with Raytheon Company to upgrade the Kingdom’s Patriot Air and Missile
Defense System to the latest Configuration-3. The award includes
ground-system hardware, a full training package and support equipment
The announcement came Tuesday at the Paris Air Show where military and
commercial deals are done for both military and civilian aircraft and
“Raytheon is honored to provide the most technologically advanced air
and missile defense system in the world to Saudi Arabia,” said Tom
Kennedy, president of Raytheon Integrated Defense Systems (IDS). “We are
pleased that, with this contract, they have shown further confidence in
Raytheon and the superior air and missile defense capabilities of the
Raytheon first supplied the combat-proven Patriot system to Saudi Arabia
in the 1990s to protect the nation’s critical assets. Subject to
customary US regulatory approvals, work under this contract will be
performed by Raytheon at the Integrated Air Defense Center in Andover,
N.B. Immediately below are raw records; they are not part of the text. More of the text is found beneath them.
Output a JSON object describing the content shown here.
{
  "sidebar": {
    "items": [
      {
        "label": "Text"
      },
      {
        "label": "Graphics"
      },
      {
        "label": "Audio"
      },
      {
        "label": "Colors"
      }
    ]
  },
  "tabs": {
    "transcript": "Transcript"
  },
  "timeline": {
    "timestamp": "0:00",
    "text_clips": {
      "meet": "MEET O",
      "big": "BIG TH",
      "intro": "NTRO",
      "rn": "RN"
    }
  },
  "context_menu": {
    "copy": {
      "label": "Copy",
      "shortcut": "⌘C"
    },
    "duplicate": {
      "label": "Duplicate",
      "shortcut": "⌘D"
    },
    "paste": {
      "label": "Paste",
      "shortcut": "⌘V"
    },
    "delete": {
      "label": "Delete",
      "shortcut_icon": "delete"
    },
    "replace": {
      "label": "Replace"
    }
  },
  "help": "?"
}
Massachusetts, and in Saudi Arabia. The newly redesigned Patriot
protects against a full range of advanced threats, including aircraft,
tactical ballistic missiles, cruise missiles and UAVs.
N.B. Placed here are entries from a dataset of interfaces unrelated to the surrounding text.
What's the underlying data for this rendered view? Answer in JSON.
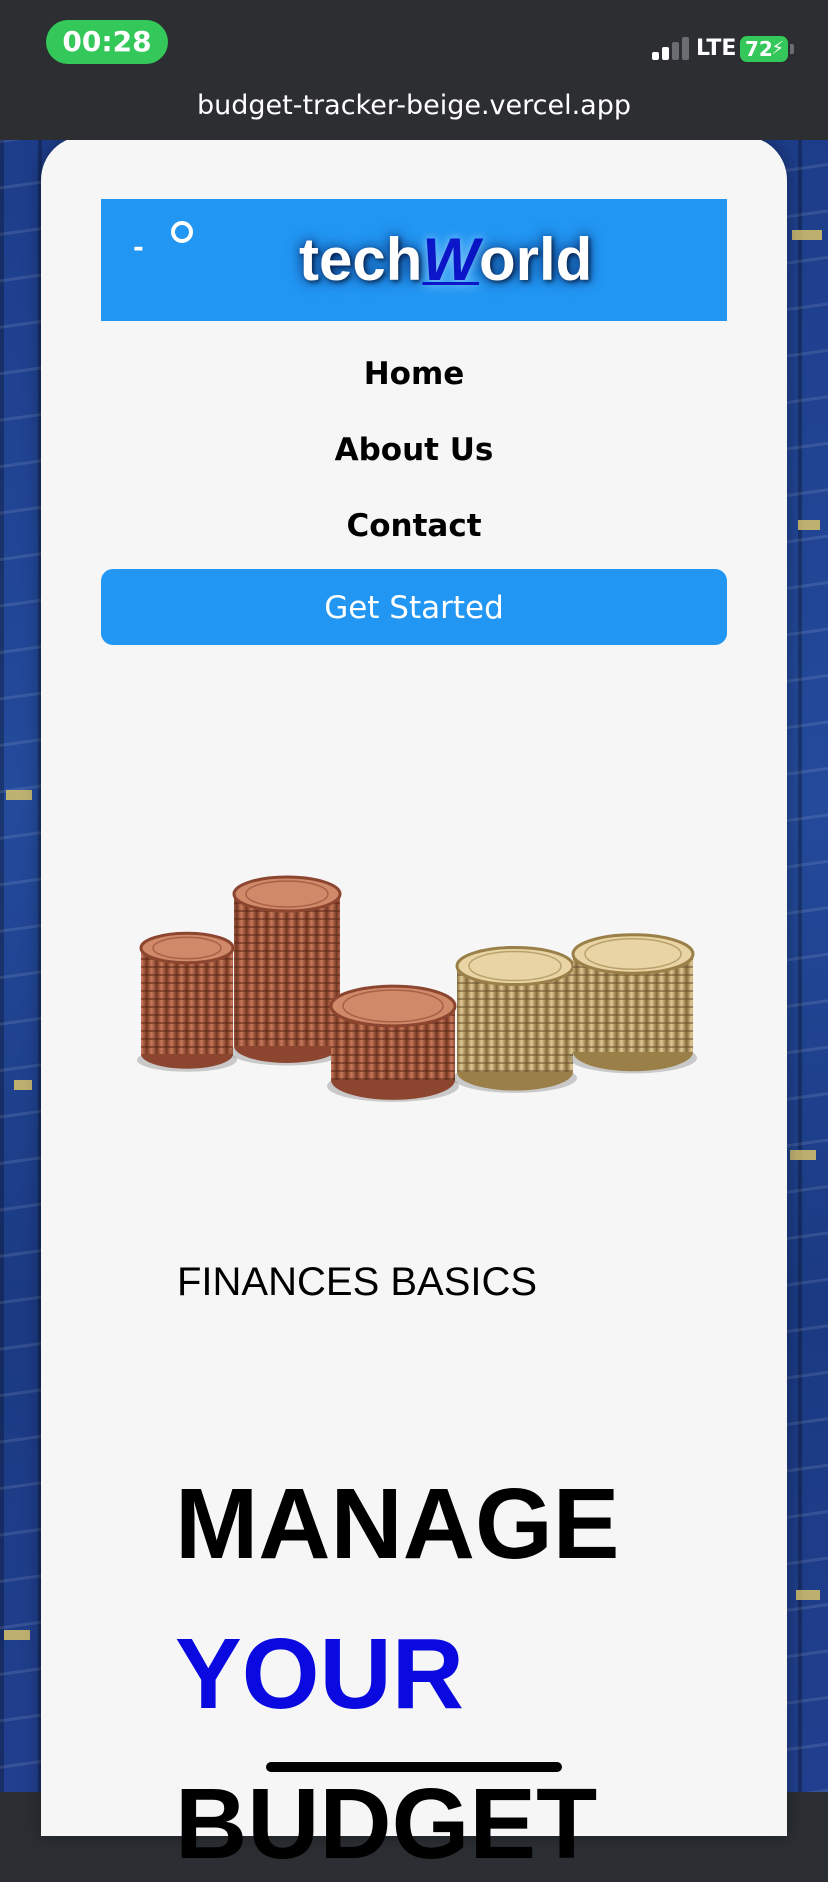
{
  "status_bar": {
    "time": "00:28",
    "network": "LTE",
    "battery": "72"
  },
  "browser": {
    "url": "budget-tracker-beige.vercel.app"
  },
  "brand": {
    "dash": "-",
    "logo_prefix": "tech",
    "logo_accent": "W",
    "logo_suffix": "orld"
  },
  "nav": {
    "items": [
      {
        "label": "Home"
      },
      {
        "label": "About Us"
      },
      {
        "label": "Contact"
      }
    ],
    "cta_label": "Get Started"
  },
  "hero": {
    "eyebrow": "FINANCES BASICS",
    "line1": "MANAGE",
    "line2": "YOUR",
    "line3": "BUDGET"
  },
  "colors": {
    "accent_blue": "#2196f3",
    "headline_blue": "#0a0ae0",
    "status_green": "#34c759"
  }
}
The bi-annual Paris Air Show opened on Monday at Le Bourget with two
industry giants Boeing and Airbus announcing a combined $20 billion of
orders. Airbus, owned by European high-tech giant EADS, with its Asian
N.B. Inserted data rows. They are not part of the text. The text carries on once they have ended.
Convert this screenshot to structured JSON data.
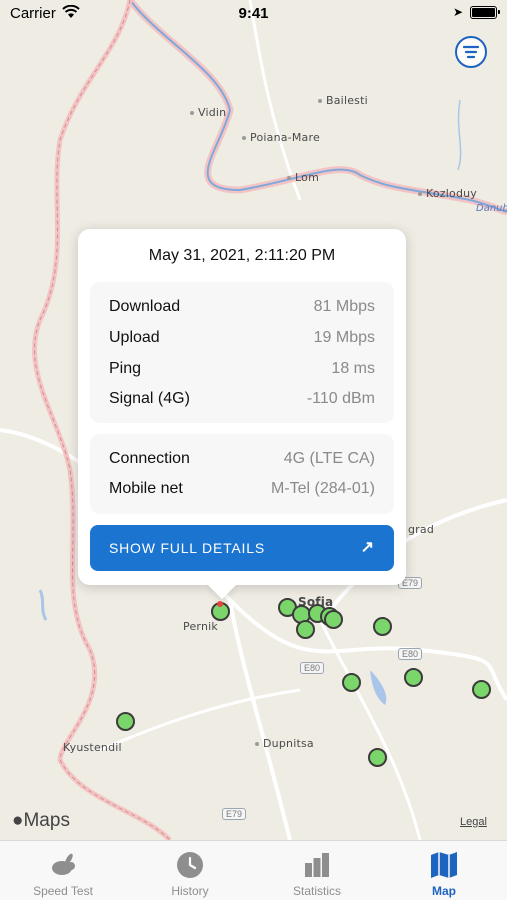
{
  "status_bar": {
    "carrier": "Carrier",
    "time": "9:41"
  },
  "map": {
    "places": [
      {
        "name": "Bailesti",
        "cls": "p-bailesti"
      },
      {
        "name": "Vidin",
        "cls": "p-vidin"
      },
      {
        "name": "Poiana-Mare",
        "cls": "p-poiana"
      },
      {
        "name": "Lom",
        "cls": "p-lom"
      },
      {
        "name": "Kozloduy",
        "cls": "p-kozloduy"
      },
      {
        "name": "Pernik",
        "cls": "p-pernik"
      },
      {
        "name": "Sofia",
        "cls": "p-sofia"
      },
      {
        "name": "Kyustendil",
        "cls": "p-kyustendil"
      },
      {
        "name": "Dupnitsa",
        "cls": "p-dupnitsa"
      },
      {
        "name": "grad",
        "cls": "p-grad"
      }
    ],
    "river": "Danube",
    "road_badges": [
      "E79",
      "E80",
      "E80",
      "E79"
    ],
    "attribution": "Maps",
    "legal": "Legal"
  },
  "popup": {
    "title": "May 31, 2021, 2:11:20 PM",
    "metrics": [
      {
        "label": "Download",
        "value": "81 Mbps"
      },
      {
        "label": "Upload",
        "value": "19 Mbps"
      },
      {
        "label": "Ping",
        "value": "18 ms"
      },
      {
        "label": "Signal (4G)",
        "value": "-110 dBm"
      }
    ],
    "network": [
      {
        "label": "Connection",
        "value": "4G (LTE CA)"
      },
      {
        "label": "Mobile net",
        "value": "M-Tel (284-01)"
      }
    ],
    "button_label": "SHOW FULL DETAILS",
    "button_color": "#1a74d0"
  },
  "tabs": [
    {
      "label": "Speed Test",
      "icon": "rabbit-icon",
      "active": false
    },
    {
      "label": "History",
      "icon": "history-icon",
      "active": false
    },
    {
      "label": "Statistics",
      "icon": "bar-chart-icon",
      "active": false
    },
    {
      "label": "Map",
      "icon": "map-icon",
      "active": true
    }
  ],
  "colors": {
    "accent": "#1d63c0",
    "marker": "#7ad66a",
    "selected_marker": "#e8453c"
  }
}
orders for its new fuel-efficient A320neo accounted for 142 firm orders
worth $15.1 billion.
Boeing started well, selling 22 planes for $3.435 billion with US
leasing firms ALC and GECAS updating their fleets and the fast-growing
Gulf carriers Qatar and Saudi Arabian Airlines in the mix.
Jim Albaugh, chief of Boeing’s commercial aircraft operations, said the
market was coming back strongly and observed that smaller firms from
emerging countries such as China and Brazil were starting to impact on
“Traffic is coming back in very strong fashion,” Albaugh told a
briefing, adding that the days of the Airbus-Boeing “duopoly” are over.
The market is a glittering prize for the big manufacturers. Last week
Boeing said that 33,500 planes worth $4 trillion would be needed over
the next 20 years. Embraer of Brazil, which has rocketed to be the
world’s third-largest plane maker with over 1,000 orders in just seven
years of existence, netted $1.7 billion of orders of its 70-120 seat
Commercial aviation seems to be dominating the show with cutbacks in
spending by governments limiting purchases. This was ironically not
entirely negative news for Raytheon, the missile and radar giant.
VP and Regional Executive for MENA Kevin Messengill said that cutbacks
in the purchase in new platforms for Raytheon’s missile and sensor
technology created a niche market.
“It is far less expensive to upgrade an aircraft’s radar and missile
systems or other systems than to replace the entire platform,” he said.
He felt that this would provide a sound revenue stream during the
downturn in the global economy and that Raytheon was precisely placed to
capitalize on the expected demand. The placement of the Saudi Arabian
order reinforced his optimistic view.
There was a distinct increase of remote controlled surveillance aircraft
and the associated radar and computer technology for surveillance and
The day of the drones approaches as the balance of warfare changes from
massive set pieces between superpowers to the asymmetric nature of
insurgent threat characterized by small mobile units or even
individuals. Counter-insurgency by data gathering, analysis and
projection to forward fighting units seems to be very much on the rise.
At the other extreme, the threat of attack by Intercontinental Ballistic
Missile (ICBM) may have receded somewhat but remains a distinct
possibility as an increasing number of nations develop both space and
Tuesday should have seen the flight of the technological star attraction
of the show, the solar powered Solar Impulse that recently
circumnavigated the globe powered entirely from solar energy. The 10
a.m. flight was canceled to the disappointment of enthusiastic visitors
on a sunless morning under gray clouds.
While Impulse was earthbound, other green pleasures were however on
hand. Italian aircraft interior designer Giugiaro Design presented a
concept BMW hydrogen powered concept car. An in-line two-seater that
uses twin joysticks to steer brought together the best of Italian design
and German engineering and drew an admiring crowd of aficionados.